** Opening Entries shown block **

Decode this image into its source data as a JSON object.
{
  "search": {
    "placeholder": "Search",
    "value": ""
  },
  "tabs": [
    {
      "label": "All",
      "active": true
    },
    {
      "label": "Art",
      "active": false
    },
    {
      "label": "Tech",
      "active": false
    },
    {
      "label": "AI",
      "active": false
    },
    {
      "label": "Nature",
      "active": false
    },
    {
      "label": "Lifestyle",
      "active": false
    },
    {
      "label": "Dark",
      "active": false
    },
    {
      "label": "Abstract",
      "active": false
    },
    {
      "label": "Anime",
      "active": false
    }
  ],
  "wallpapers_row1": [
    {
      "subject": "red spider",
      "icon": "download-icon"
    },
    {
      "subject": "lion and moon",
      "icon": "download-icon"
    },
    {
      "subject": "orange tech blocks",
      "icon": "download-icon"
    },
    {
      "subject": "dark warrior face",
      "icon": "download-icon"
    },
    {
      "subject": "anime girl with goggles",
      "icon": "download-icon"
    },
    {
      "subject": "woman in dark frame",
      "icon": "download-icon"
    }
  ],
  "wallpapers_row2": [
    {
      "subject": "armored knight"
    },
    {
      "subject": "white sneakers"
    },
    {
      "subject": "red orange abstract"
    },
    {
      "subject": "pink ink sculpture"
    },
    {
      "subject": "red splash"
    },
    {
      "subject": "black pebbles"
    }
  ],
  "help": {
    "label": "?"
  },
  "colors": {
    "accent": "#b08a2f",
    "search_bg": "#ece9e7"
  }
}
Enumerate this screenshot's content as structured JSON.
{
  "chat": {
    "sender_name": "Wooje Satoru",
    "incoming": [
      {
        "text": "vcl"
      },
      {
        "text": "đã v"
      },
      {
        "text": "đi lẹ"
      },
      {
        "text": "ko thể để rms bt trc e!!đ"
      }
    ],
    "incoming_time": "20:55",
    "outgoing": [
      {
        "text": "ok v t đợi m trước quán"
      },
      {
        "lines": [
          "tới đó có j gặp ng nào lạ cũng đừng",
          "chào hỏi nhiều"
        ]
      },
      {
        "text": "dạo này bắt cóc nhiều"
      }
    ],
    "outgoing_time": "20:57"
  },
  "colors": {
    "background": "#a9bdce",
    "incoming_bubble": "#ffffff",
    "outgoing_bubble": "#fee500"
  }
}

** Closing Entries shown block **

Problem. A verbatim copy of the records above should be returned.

Written solution.
Decode this image into its source data as a JSON object.
{
  "search": {
    "placeholder": "Search",
    "value": ""
  },
  "tabs": [
    {
      "label": "All",
      "active": true
    },
    {
      "label": "Art",
      "active": false
    },
    {
      "label": "Tech",
      "active": false
    },
    {
      "label": "AI",
      "active": false
    },
    {
      "label": "Nature",
      "active": false
    },
    {
      "label": "Lifestyle",
      "active": false
    },
    {
      "label": "Dark",
      "active": false
    },
    {
      "label": "Abstract",
      "active": false
    },
    {
      "label": "Anime",
      "active": false
    }
  ],
  "wallpapers_row1": [
    {
      "subject": "red spider",
      "icon": "download-icon"
    },
    {
      "subject": "lion and moon",
      "icon": "download-icon"
    },
    {
      "subject": "orange tech blocks",
      "icon": "download-icon"
    },
    {
      "subject": "dark warrior face",
      "icon": "download-icon"
    },
    {
      "subject": "anime girl with goggles",
      "icon": "download-icon"
    },
    {
      "subject": "woman in dark frame",
      "icon": "download-icon"
    }
  ],
  "wallpapers_row2": [
    {
      "subject": "armored knight"
    },
    {
      "subject": "white sneakers"
    },
    {
      "subject": "red orange abstract"
    },
    {
      "subject": "pink ink sculpture"
    },
    {
      "subject": "red splash"
    },
    {
      "subject": "black pebbles"
    }
  ],
  "help": {
    "label": "?"
  },
  "colors": {
    "accent": "#b08a2f",
    "search_bg": "#ece9e7"
  }
}
Enumerate this screenshot's content as structured JSON.
{
  "chat": {
    "sender_name": "Wooje Satoru",
    "incoming": [
      {
        "text": "vcl"
      },
      {
        "text": "đã v"
      },
      {
        "text": "đi lẹ"
      },
      {
        "text": "ko thể để rms bt trc e!!đ"
      }
    ],
    "incoming_time": "20:55",
    "outgoing": [
      {
        "text": "ok v t đợi m trước quán"
      },
      {
        "lines": [
          "tới đó có j gặp ng nào lạ cũng đừng",
          "chào hỏi nhiều"
        ]
      },
      {
        "text": "dạo này bắt cóc nhiều"
      }
    ],
    "outgoing_time": "20:57"
  },
  "colors": {
    "background": "#a9bdce",
    "incoming_bubble": "#ffffff",
    "outgoing_bubble": "#fee500"
  }
}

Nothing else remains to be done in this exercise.